Aim of the exercise: Across all the records, filter for lines with the word "JSON" and copy them.

Working data below:

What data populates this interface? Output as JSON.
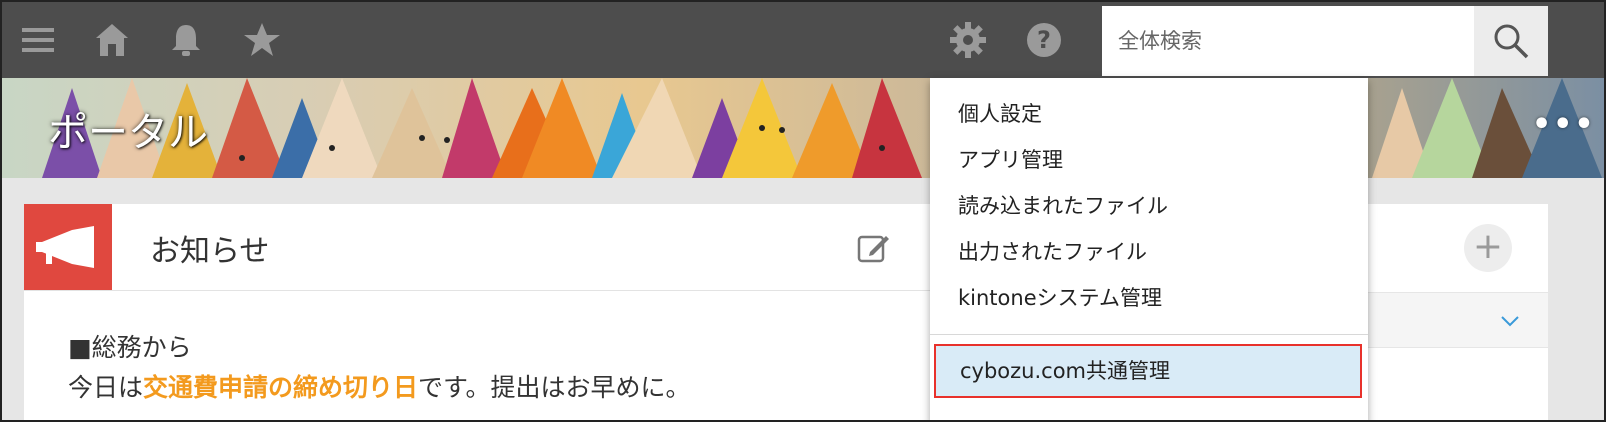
{
  "search": {
    "placeholder": "全体検索"
  },
  "portal": {
    "title": "ポータル"
  },
  "header_icons": [
    "menu-icon",
    "home-icon",
    "bell-icon",
    "star-icon",
    "gear-icon",
    "help-icon",
    "search-icon"
  ],
  "card": {
    "title": "お知らせ",
    "line1": "■総務から",
    "line2_prefix": "今日は",
    "line2_highlight": "交通費申請の締め切り日",
    "line2_suffix": "です。提出はお早めに。"
  },
  "menu": {
    "items": [
      "個人設定",
      "アプリ管理",
      "読み込まれたファイル",
      "出力されたファイル",
      "kintoneシステム管理"
    ],
    "selected": "cybozu.com共通管理"
  },
  "colors": {
    "topbar": "#4d4d4d",
    "notice_icon_bg": "#e0483f",
    "highlight_text": "#f39a1e",
    "selected_bg": "#d9ebf7",
    "selected_border": "#e8312b"
  }
}
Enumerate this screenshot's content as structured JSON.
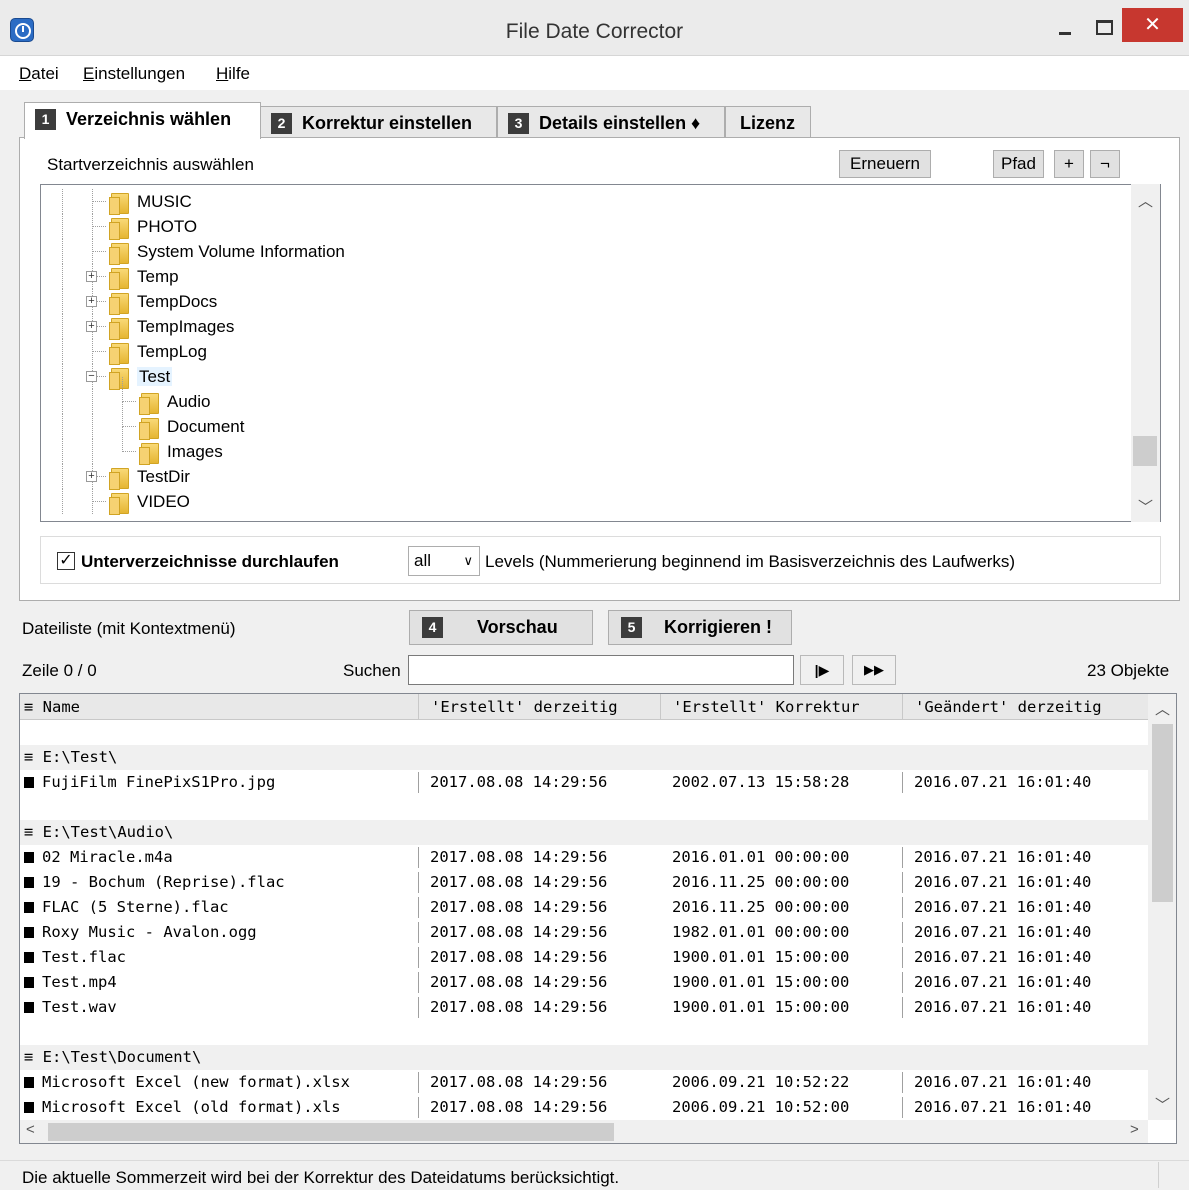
{
  "window": {
    "title": "File Date Corrector",
    "close_glyph": "✕"
  },
  "menu": [
    "Datei",
    "Einstellungen",
    "Hilfe"
  ],
  "tabs": [
    {
      "num": "1",
      "label": "Verzeichnis wählen",
      "active": true
    },
    {
      "num": "2",
      "label": "Korrektur einstellen",
      "active": false
    },
    {
      "num": "3",
      "label": "Details einstellen ♦",
      "active": false
    },
    {
      "num": "",
      "label": "Lizenz",
      "active": false
    }
  ],
  "dir_panel": {
    "label": "Startverzeichnis auswählen",
    "refresh_button": "Erneuern",
    "path_button": "Pfad",
    "plus_button": "+",
    "neg_button": "¬"
  },
  "tree": [
    {
      "label": "MUSIC",
      "level": 1,
      "expander": ""
    },
    {
      "label": "PHOTO",
      "level": 1,
      "expander": ""
    },
    {
      "label": "System Volume Information",
      "level": 1,
      "expander": ""
    },
    {
      "label": "Temp",
      "level": 1,
      "expander": "+"
    },
    {
      "label": "TempDocs",
      "level": 1,
      "expander": "+"
    },
    {
      "label": "TempImages",
      "level": 1,
      "expander": "+"
    },
    {
      "label": "TempLog",
      "level": 1,
      "expander": ""
    },
    {
      "label": "Test",
      "level": 1,
      "expander": "−",
      "selected": true
    },
    {
      "label": "Audio",
      "level": 2,
      "expander": ""
    },
    {
      "label": "Document",
      "level": 2,
      "expander": ""
    },
    {
      "label": "Images",
      "level": 2,
      "expander": ""
    },
    {
      "label": "TestDir",
      "level": 1,
      "expander": "+"
    },
    {
      "label": "VIDEO",
      "level": 1,
      "expander": ""
    }
  ],
  "options": {
    "subdirs_checked": true,
    "check_glyph": "✓",
    "subdirs_label": "Unterverzeichnisse durchlaufen",
    "levels_value": "all",
    "levels_label": "Levels  (Nummerierung beginnend im Basisverzeichnis des Laufwerks)"
  },
  "filelist": {
    "label": "Dateiliste (mit Kontextmenü)",
    "preview_num": "4",
    "preview_button": "Vorschau",
    "correct_num": "5",
    "correct_button": "Korrigieren !",
    "row_status": "Zeile 0 / 0",
    "search_label": "Suchen",
    "search_value": "",
    "next_glyph": "|▶",
    "fast_glyph": "▶▶",
    "count": "23 Objekte"
  },
  "grid": {
    "columns": [
      "≡ Name",
      "'Erstellt' derzeitig",
      "'Erstellt' Korrektur",
      "'Geändert' derzeitig"
    ],
    "rows": [
      {
        "type": "blank"
      },
      {
        "type": "group",
        "name": "≡ E:\\Test\\"
      },
      {
        "type": "file",
        "name": "FujiFilm FinePixS1Pro.jpg",
        "created": "2017.08.08 14:29:56",
        "corrected": "2002.07.13 15:58:28",
        "modified": "2016.07.21 16:01:40"
      },
      {
        "type": "blank"
      },
      {
        "type": "group",
        "name": "≡ E:\\Test\\Audio\\"
      },
      {
        "type": "file",
        "name": "02 Miracle.m4a",
        "created": "2017.08.08 14:29:56",
        "corrected": "2016.01.01 00:00:00",
        "modified": "2016.07.21 16:01:40"
      },
      {
        "type": "file",
        "name": "19 - Bochum (Reprise).flac",
        "created": "2017.08.08 14:29:56",
        "corrected": "2016.11.25 00:00:00",
        "modified": "2016.07.21 16:01:40"
      },
      {
        "type": "file",
        "name": "FLAC (5 Sterne).flac",
        "created": "2017.08.08 14:29:56",
        "corrected": "2016.11.25 00:00:00",
        "modified": "2016.07.21 16:01:40"
      },
      {
        "type": "file",
        "name": "Roxy Music - Avalon.ogg",
        "created": "2017.08.08 14:29:56",
        "corrected": "1982.01.01 00:00:00",
        "modified": "2016.07.21 16:01:40"
      },
      {
        "type": "file",
        "name": "Test.flac",
        "created": "2017.08.08 14:29:56",
        "corrected": "1900.01.01 15:00:00",
        "modified": "2016.07.21 16:01:40"
      },
      {
        "type": "file",
        "name": "Test.mp4",
        "created": "2017.08.08 14:29:56",
        "corrected": "1900.01.01 15:00:00",
        "modified": "2016.07.21 16:01:40"
      },
      {
        "type": "file",
        "name": "Test.wav",
        "created": "2017.08.08 14:29:56",
        "corrected": "1900.01.01 15:00:00",
        "modified": "2016.07.21 16:01:40"
      },
      {
        "type": "blank"
      },
      {
        "type": "group",
        "name": "≡ E:\\Test\\Document\\"
      },
      {
        "type": "file",
        "name": "Microsoft Excel (new format).xlsx",
        "created": "2017.08.08 14:29:56",
        "corrected": "2006.09.21 10:52:22",
        "modified": "2016.07.21 16:01:40"
      },
      {
        "type": "file",
        "name": "Microsoft Excel (old format).xls",
        "created": "2017.08.08 14:29:56",
        "corrected": "2006.09.21 10:52:00",
        "modified": "2016.07.21 16:01:40"
      }
    ]
  },
  "status": "Die aktuelle Sommerzeit wird bei der Korrektur des Dateidatums berücksichtigt."
}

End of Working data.

Response below:
What data populates this interface? Output as JSON.
Enumerate this screenshot's content as structured JSON.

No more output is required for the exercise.